My name is Elie Dekel and I am President of Paul Frank Industries LLC. I am writing to see if you would be willing to speak with me regarding the recent Paul Frank event. While we have not yet received your letter [AK note: I only had emailed it to the PR company], we have seen the copy online and would like to address your concerns directly. This is something we take very seriously, and since the event, we have begun to take numerous steps to address this regrettable and unfortunate situation. I’d like to talk with you so I can update you on what we’re doing as well as hear more from you, so we learn from this mistake.

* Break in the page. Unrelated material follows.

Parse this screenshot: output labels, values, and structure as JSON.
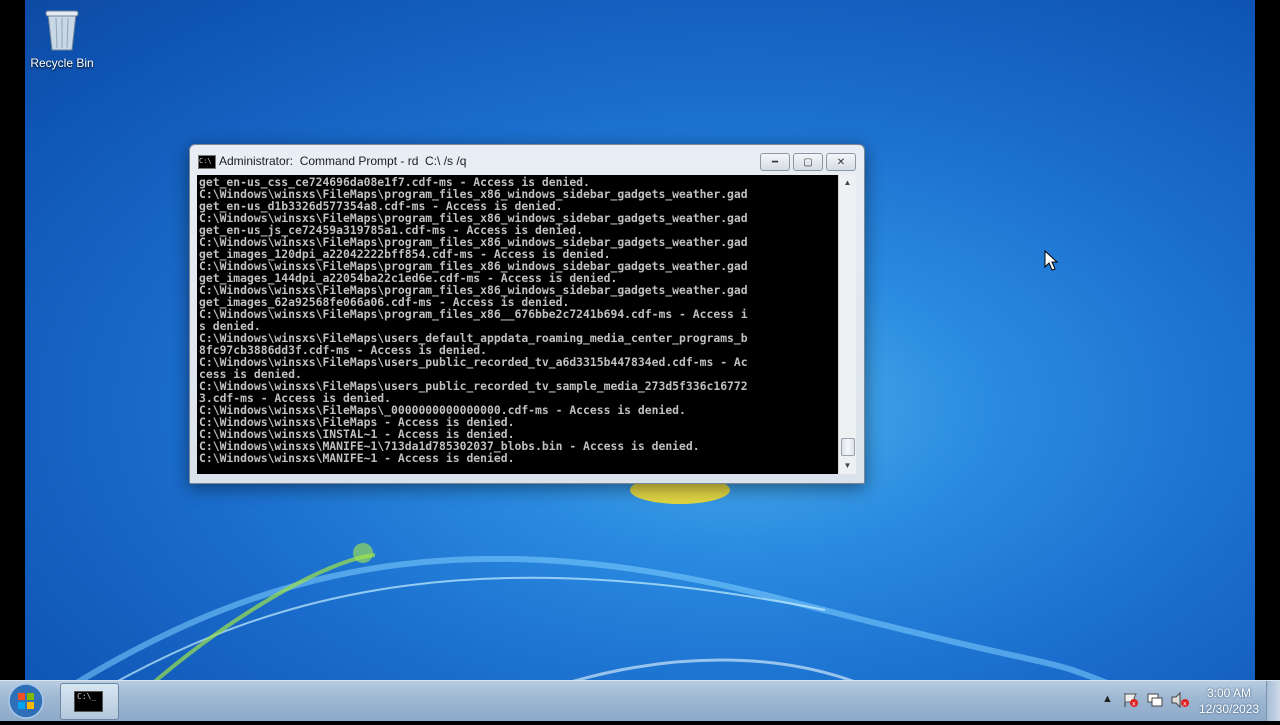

If you would be interested in speaking with me, please let me know how best to reach you and when you might be available.
Adrienne agreed to meet with them, at which point they told her all the good steps they were taking to rectify their ginormous blunder:
-They have already removed all of the Native inspired designs from their digital/online imprint
-The company works off a “Style Guide” that includes all of the digital art for the company, and then separate manufacturing companies license those images and turn them into products. Elie and his staff have gone through the style guide, even into the archives, and removed all of the Native imagery, meaning no future products will be produced with these images.
-They have sent (or it will be sent today) a letter to all of their manufacturers and partners saying none of this artwork is authorized for use and it has been removed from their business
-Elie has invited Jessica and I to collaborate with him on a panel about the use of Native imagery in the industry to be held at the International Licensing Merchandisers Association (LIMA) conference in June. This would reach a large and incredibly influential audience all in one place.
-Paul Frank Industries would like to collaborate with a Native artist to make designs, where the proceeds would be donated to a Native cause!
Wow, right? Rather than get defensive when they were clearly in the wrong, the company has actually taken steps to learn from the situation and do better in the future. They also hit upon an important point that often gets lost in this debate: just because it’s not okay to clumsily appropriate a stereotypical version of another culture, doesn’t mean you can’t admire that culture in a sincere way. Using an actual Native American artist to create authentic, non-stereotypical designs, and giving money to a Native American cause, is a great way to show you’re not just stealing randomly without giving anything back.
Let this stand as a model to other companies that get caught being culturally insensitive: this is how you fix it. Not by saying “sorry you got mad,” and definitely not by hiring a legal team to defend your shitty “Navajo panties.” Admit you were wrong, then try to do better. Pretty simple, really.
(Via Native Appropriations)